Yes it's a last-gen CPU from AMD, and it's not the best gaming processor you can buy, but this is an absurdly low price for 32 threads of Zen 3 processing capability. It still performs mighty well and if you do content creation alongside gaming, it's a great upgrade for an AM4 system.

Price check: Amazon $375.26

While AMD's 3D V-cache models garner all the headlines and praise from gamers, it's worth remembering that before they came along, the most powerful Ryzen CPU you could slap into a desktop PC was the 5950X.

Underneath the big heat spreader, there are three chiplets—two CCDs (Core Complex Dies) handling all the compute work and another managing the RAM, PCIe lanes, and other tasks. Each CCD houses eight Zen 3 cores, 16 threads, for a total of 16 cores, 32 threads. The whole CPU can boost up to 4.9 GHz and while that's not as high as the latest generation of AMD processors, it's still more than fast enough. As we found when we reviewed it, the 5950X isn't slow by any measure.

Unlike Intel's CPUs with lots of cores, the 5950X's are all identical and Windows doesn't need to use a sophisticated thread manager to make the best use of it. That means it's an ideal upgrade for anyone wanting to stay on the AM4 platform, especially it's using Windows 10.

Now, if that's you and you use your PC for nothing but gaming, then the Ryzen 7 5800X3D is a better choice, and you can pick one up for just $305 at Amazon. But if you like to do lots of productivity tasks and content creation on your machine, then having more than 16 threads is very handy—this is the real strength of the 5950X.

And don't think you'll have to get a massive cooler to keep everything under control. With a TDP of just 105 W and a PPT (Package Power Tracking) of 143 W, it's within the bounds of any of the best air coolers to manage that, though you're probably better off using an AIO liquid cooler.

As a comparison, Intel's 32 thread Core i9 13900K has a TDP of 125 W and standard PL2 value of 253 W. AMD's power efficiency is well known and in content creation applications, the 5950X will breeze through most things, all while sipping power like a refined noble.

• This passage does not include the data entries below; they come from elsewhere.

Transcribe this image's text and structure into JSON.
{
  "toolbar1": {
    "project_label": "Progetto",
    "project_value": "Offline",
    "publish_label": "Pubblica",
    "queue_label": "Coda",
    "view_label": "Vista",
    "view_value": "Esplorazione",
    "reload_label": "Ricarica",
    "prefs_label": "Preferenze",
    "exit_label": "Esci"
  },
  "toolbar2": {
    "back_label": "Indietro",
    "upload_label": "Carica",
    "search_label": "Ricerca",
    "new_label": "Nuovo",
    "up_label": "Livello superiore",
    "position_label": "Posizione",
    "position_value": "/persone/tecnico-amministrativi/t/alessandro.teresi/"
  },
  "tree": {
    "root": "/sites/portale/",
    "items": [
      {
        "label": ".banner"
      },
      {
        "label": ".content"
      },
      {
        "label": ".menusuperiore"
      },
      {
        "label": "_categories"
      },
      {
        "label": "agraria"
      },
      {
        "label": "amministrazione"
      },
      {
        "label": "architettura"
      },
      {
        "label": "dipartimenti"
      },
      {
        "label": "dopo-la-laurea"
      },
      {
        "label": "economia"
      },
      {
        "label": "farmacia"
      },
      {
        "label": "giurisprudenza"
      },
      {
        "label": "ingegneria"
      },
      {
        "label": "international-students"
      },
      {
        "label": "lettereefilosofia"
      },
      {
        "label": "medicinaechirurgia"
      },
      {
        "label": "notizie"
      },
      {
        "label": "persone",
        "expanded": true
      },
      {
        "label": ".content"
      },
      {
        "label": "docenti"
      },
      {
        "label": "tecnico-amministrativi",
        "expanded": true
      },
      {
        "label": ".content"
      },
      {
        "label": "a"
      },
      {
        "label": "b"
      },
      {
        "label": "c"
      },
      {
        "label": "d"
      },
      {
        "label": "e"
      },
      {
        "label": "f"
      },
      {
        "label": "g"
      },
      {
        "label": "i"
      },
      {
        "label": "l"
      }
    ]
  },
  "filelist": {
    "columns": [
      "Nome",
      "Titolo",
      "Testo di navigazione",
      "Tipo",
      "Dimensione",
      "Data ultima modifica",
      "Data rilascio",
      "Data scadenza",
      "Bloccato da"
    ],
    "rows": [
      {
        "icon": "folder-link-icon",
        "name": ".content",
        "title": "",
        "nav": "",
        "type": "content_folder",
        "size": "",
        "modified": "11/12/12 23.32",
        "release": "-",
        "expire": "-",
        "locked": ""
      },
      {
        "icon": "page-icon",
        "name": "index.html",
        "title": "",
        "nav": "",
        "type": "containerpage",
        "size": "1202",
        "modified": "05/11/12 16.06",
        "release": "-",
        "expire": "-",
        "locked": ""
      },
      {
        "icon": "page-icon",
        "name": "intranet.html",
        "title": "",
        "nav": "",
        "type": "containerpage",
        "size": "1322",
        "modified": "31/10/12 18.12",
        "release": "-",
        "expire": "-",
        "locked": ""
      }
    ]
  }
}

And if it's still too hot for you liking, just activate ECO mode in the motherboard BIOS and watch those temperatures tumble.

When it first launched back in November 2020, the only blot in the 5950X's homework book was its MSRP of $799. How things have changed! It's no longer the very best CPU you can get but for less than $380, it's a veritable bargain.

Nick Evanson
Hardware Writer

Nick, gaming, and computers all first met in 1981, with the love affair starting on a Sinclair ZX81 in kit form and a book on ZX Basic. He ended up becoming a physics and IT teacher, but by the late 1990s decided it was time to cut his teeth writing for a long defunct UK tech site. He went on to do the same at Madonion, helping to write the help files for 3DMark and PCMark. After a short stint working at Beyond3D.com, Nick joined Futuremark (MadOnion rebranded) full-time, as editor-in-chief for its gaming and hardware section, YouGamers. After the site shutdown, he became an engineering and computing lecturer for many years, but missed the writing bug. Cue four years at TechSpot.com and over 100 long articles on anything and everything. He freely admits to being far too obsessed with GPUs and open world grindy RPGs, but who isn't these days?